Give back the lines below verbatim, omitting all pictures.

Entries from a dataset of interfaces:
——
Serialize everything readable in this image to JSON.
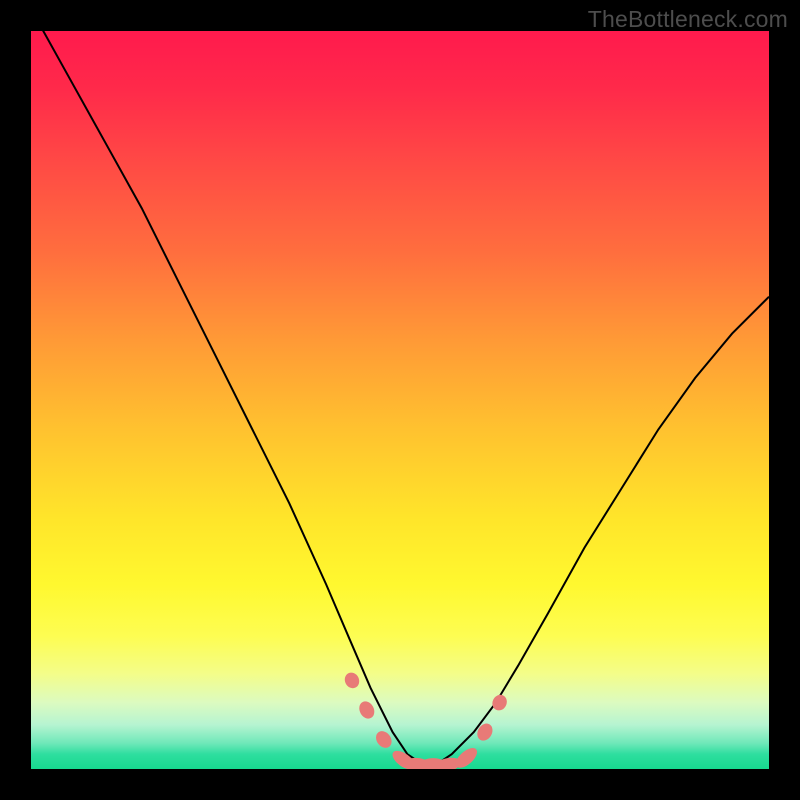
{
  "watermark": "TheBottleneck.com",
  "colors": {
    "frame": "#000000",
    "curve": "#000000",
    "bead": "#e87a77"
  },
  "chart_data": {
    "type": "line",
    "title": "",
    "xlabel": "",
    "ylabel": "",
    "xlim": [
      0,
      100
    ],
    "ylim": [
      0,
      100
    ],
    "grid": false,
    "legend": false,
    "note": "Axes are unlabeled in the image; x and y are normalized 0–100. y represents estimated bottleneck percentage (higher y = higher bottleneck / red zone, y≈0 = green/no bottleneck). Values estimated from curve trajectory.",
    "series": [
      {
        "name": "left-branch",
        "x": [
          0,
          5,
          10,
          15,
          20,
          25,
          30,
          35,
          40,
          43,
          46,
          49,
          51,
          54
        ],
        "y": [
          103,
          94,
          85,
          76,
          66,
          56,
          46,
          36,
          25,
          18,
          11,
          5,
          2,
          0
        ]
      },
      {
        "name": "right-branch",
        "x": [
          54,
          57,
          60,
          63,
          66,
          70,
          75,
          80,
          85,
          90,
          95,
          100
        ],
        "y": [
          0,
          2,
          5,
          9,
          14,
          21,
          30,
          38,
          46,
          53,
          59,
          64
        ]
      }
    ],
    "markers": {
      "name": "beads",
      "note": "Salmon-colored beads on the curve near the minimum",
      "points_xy": [
        [
          43.5,
          12
        ],
        [
          45.5,
          8
        ],
        [
          47.8,
          4
        ],
        [
          50.5,
          1.2
        ],
        [
          52.5,
          0.6
        ],
        [
          54.5,
          0.6
        ],
        [
          56.5,
          0.6
        ],
        [
          59,
          1.5
        ],
        [
          61.5,
          5
        ],
        [
          63.5,
          9
        ]
      ]
    },
    "gradient_stops": [
      {
        "pct": 0,
        "color": "#ff1a4d"
      },
      {
        "pct": 50,
        "color": "#ffd22f"
      },
      {
        "pct": 85,
        "color": "#fbfd70"
      },
      {
        "pct": 100,
        "color": "#17d98f"
      }
    ]
  }
}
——
_Your solution_
Serialize everything readable in this image to JSON.
{
  "watermark": "TheBottleneck.com",
  "colors": {
    "frame": "#000000",
    "curve": "#000000",
    "bead": "#e87a77"
  },
  "chart_data": {
    "type": "line",
    "title": "",
    "xlabel": "",
    "ylabel": "",
    "xlim": [
      0,
      100
    ],
    "ylim": [
      0,
      100
    ],
    "grid": false,
    "legend": false,
    "note": "Axes are unlabeled in the image; x and y are normalized 0–100. y represents estimated bottleneck percentage (higher y = higher bottleneck / red zone, y≈0 = green/no bottleneck). Values estimated from curve trajectory.",
    "series": [
      {
        "name": "left-branch",
        "x": [
          0,
          5,
          10,
          15,
          20,
          25,
          30,
          35,
          40,
          43,
          46,
          49,
          51,
          54
        ],
        "y": [
          103,
          94,
          85,
          76,
          66,
          56,
          46,
          36,
          25,
          18,
          11,
          5,
          2,
          0
        ]
      },
      {
        "name": "right-branch",
        "x": [
          54,
          57,
          60,
          63,
          66,
          70,
          75,
          80,
          85,
          90,
          95,
          100
        ],
        "y": [
          0,
          2,
          5,
          9,
          14,
          21,
          30,
          38,
          46,
          53,
          59,
          64
        ]
      }
    ],
    "markers": {
      "name": "beads",
      "note": "Salmon-colored beads on the curve near the minimum",
      "points_xy": [
        [
          43.5,
          12
        ],
        [
          45.5,
          8
        ],
        [
          47.8,
          4
        ],
        [
          50.5,
          1.2
        ],
        [
          52.5,
          0.6
        ],
        [
          54.5,
          0.6
        ],
        [
          56.5,
          0.6
        ],
        [
          59,
          1.5
        ],
        [
          61.5,
          5
        ],
        [
          63.5,
          9
        ]
      ]
    },
    "gradient_stops": [
      {
        "pct": 0,
        "color": "#ff1a4d"
      },
      {
        "pct": 50,
        "color": "#ffd22f"
      },
      {
        "pct": 85,
        "color": "#fbfd70"
      },
      {
        "pct": 100,
        "color": "#17d98f"
      }
    ]
  }
}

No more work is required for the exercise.